### INSTRUCTIONS TO FOLLOW
Copy out the whole listing exactly as given. Skip the pictures.

*** Block opens ***

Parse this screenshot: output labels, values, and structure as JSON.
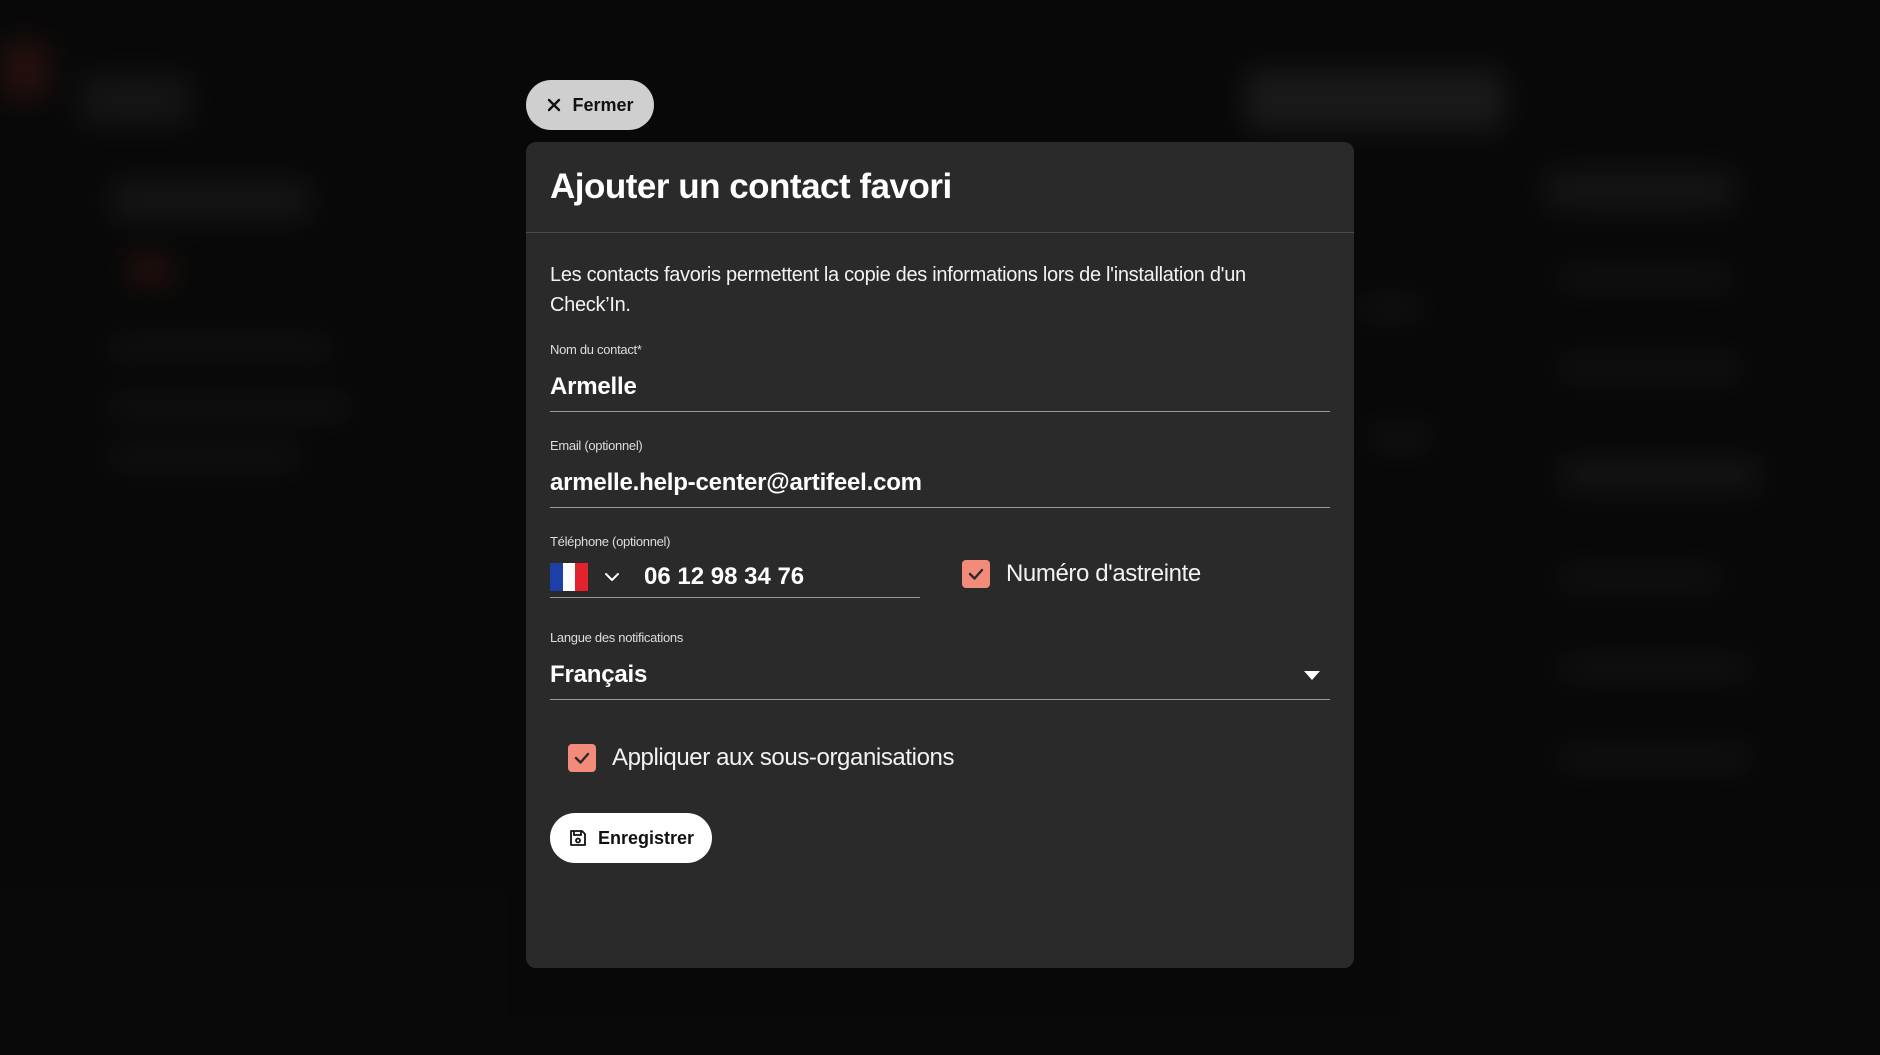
{
  "close_button": {
    "label": "Fermer",
    "icon": "close-icon"
  },
  "modal": {
    "title": "Ajouter un contact favori",
    "intro": "Les contacts favoris permettent la copie des informations lors de l'installation d'un Check’In.",
    "fields": {
      "name": {
        "label": "Nom du contact*",
        "value": "Armelle"
      },
      "email": {
        "label": "Email (optionnel)",
        "value": "armelle.help-center@artifeel.com"
      },
      "phone": {
        "label": "Téléphone (optionnel)",
        "country_flag": "france-flag-icon",
        "value": "06 12 98 34 76",
        "oncall_label": "Numéro d'astreinte",
        "oncall_checked": true
      },
      "language": {
        "label": "Langue des notifications",
        "value": "Français"
      }
    },
    "apply_sub_orgs": {
      "label": "Appliquer aux sous-organisations",
      "checked": true
    },
    "save_button": {
      "label": "Enregistrer",
      "icon": "save-icon"
    }
  },
  "colors": {
    "accent": "#f28b7a",
    "modal_bg": "#2a2a2a",
    "overlay": "#101010"
  }
}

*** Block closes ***

### RESPONSE FOR THIS EXERCISE
Parse this screenshot: output labels, values, and structure as JSON.
{
  "close_button": {
    "label": "Fermer",
    "icon": "close-icon"
  },
  "modal": {
    "title": "Ajouter un contact favori",
    "intro": "Les contacts favoris permettent la copie des informations lors de l'installation d'un Check’In.",
    "fields": {
      "name": {
        "label": "Nom du contact*",
        "value": "Armelle"
      },
      "email": {
        "label": "Email (optionnel)",
        "value": "armelle.help-center@artifeel.com"
      },
      "phone": {
        "label": "Téléphone (optionnel)",
        "country_flag": "france-flag-icon",
        "value": "06 12 98 34 76",
        "oncall_label": "Numéro d'astreinte",
        "oncall_checked": true
      },
      "language": {
        "label": "Langue des notifications",
        "value": "Français"
      }
    },
    "apply_sub_orgs": {
      "label": "Appliquer aux sous-organisations",
      "checked": true
    },
    "save_button": {
      "label": "Enregistrer",
      "icon": "save-icon"
    }
  },
  "colors": {
    "accent": "#f28b7a",
    "modal_bg": "#2a2a2a",
    "overlay": "#101010"
  }
}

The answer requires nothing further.